### Work order
Apart from the images, the records below need to be copied exactly.

Entries taken from a collection
= = = = =
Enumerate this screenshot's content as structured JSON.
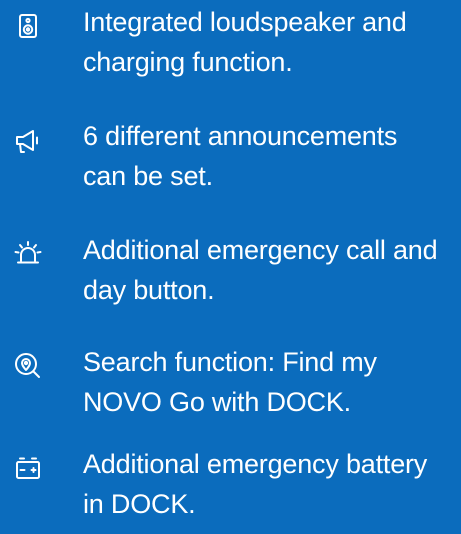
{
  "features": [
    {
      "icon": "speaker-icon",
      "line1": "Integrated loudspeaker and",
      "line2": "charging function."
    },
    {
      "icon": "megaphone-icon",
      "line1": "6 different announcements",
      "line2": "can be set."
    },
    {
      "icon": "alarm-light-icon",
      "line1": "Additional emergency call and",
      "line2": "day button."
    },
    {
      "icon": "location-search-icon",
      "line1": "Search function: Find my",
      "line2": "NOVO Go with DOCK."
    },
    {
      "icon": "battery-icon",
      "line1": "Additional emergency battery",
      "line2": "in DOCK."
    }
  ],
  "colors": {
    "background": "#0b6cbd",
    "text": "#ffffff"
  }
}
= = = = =
### Reply to the task
Enumerate this screenshot's content as structured JSON.
{
  "features": [
    {
      "icon": "speaker-icon",
      "line1": "Integrated loudspeaker and",
      "line2": "charging function."
    },
    {
      "icon": "megaphone-icon",
      "line1": "6 different announcements",
      "line2": "can be set."
    },
    {
      "icon": "alarm-light-icon",
      "line1": "Additional emergency call and",
      "line2": "day button."
    },
    {
      "icon": "location-search-icon",
      "line1": "Search function: Find my",
      "line2": "NOVO Go with DOCK."
    },
    {
      "icon": "battery-icon",
      "line1": "Additional emergency battery",
      "line2": "in DOCK."
    }
  ],
  "colors": {
    "background": "#0b6cbd",
    "text": "#ffffff"
  }
}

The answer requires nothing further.